The Enterprise Advantage
I suspect this will be different for big enterprise deals than SMB deals. In fact, I would assume that most enterprise deals will be won by the partner who offers the lowest monthly cost, based on the best effort at the matrix. In this new subscription economy, the monthly cost is really the biggest decider for Enterprise, because it never ends. Your deployment and customization costs do end. If you project out the monthly cost for 5 years, as I suspect many enterprise customers will, the differences between a correctly proposed matrix, and a poorly thought out one, will be staggering.
What about SMB?
Based on what we all know about the future of SMB licensing, and nothing that has been shared with me under NDA contradicts any of that, we will have a similar picture as enterprise. We all know there will be SMB Apps, we already have one (Financials), we all know that the apps will be $40 each with a $5 Team Member. One big difference will be the Plan.
Where the Enterprise Plan, with ERP is $210, more than double the single App price, in SMB, it is only an additional $10 to go to the Plan… with ERP. This is a significant factor that requires some real thought. Even the fictional licensing scenario I described above is SMB sized. SMB by definition has a vastly smaller number of users, to potentially be multiplied by a much smaller Plan differential cost ($10).
Most SMB customers are coming in for Sales to start with, and those users will probably want Marketing, so they are looking at the Plan anyway. The difference in cost between a “siloed App” or “everything”, is simply not that much. I can’t think of many SMB customers who would quibble over $10, given their smaller number of users. Granted, the Team Member for $5 is a different story, and they will rightfully want to use that were they can, so we still need to thoroughly understand that Sku.

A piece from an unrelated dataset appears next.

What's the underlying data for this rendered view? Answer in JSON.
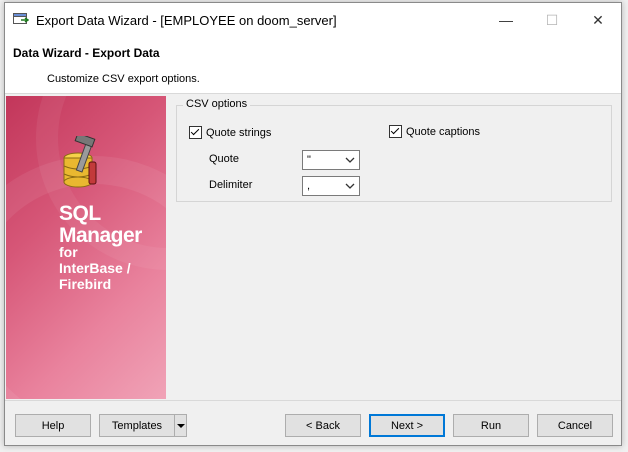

Also, as I mentioned previously, I expect there will need to be a new slew of Skus once the SMB Apps launch for “transitioning” the remaining CRMOL users, who have not already transitioned to the Promos, as well as from the Promos themselves. While Microsoft will be letting them keep the Promos for 3 years, I expect many of those customers would prefer the new SMB focused Apps and will want to move over right away. I’m sorry, when I started this paragraph, I expected it to end in a better place.
I guess to sum this all up into one sentence : You should be doing your homework on the Team Member Sku. I apologize for making you read all of this to get here, but I did not know this is where I would end up either. In the future, maybe you should just skip to the end of my posts.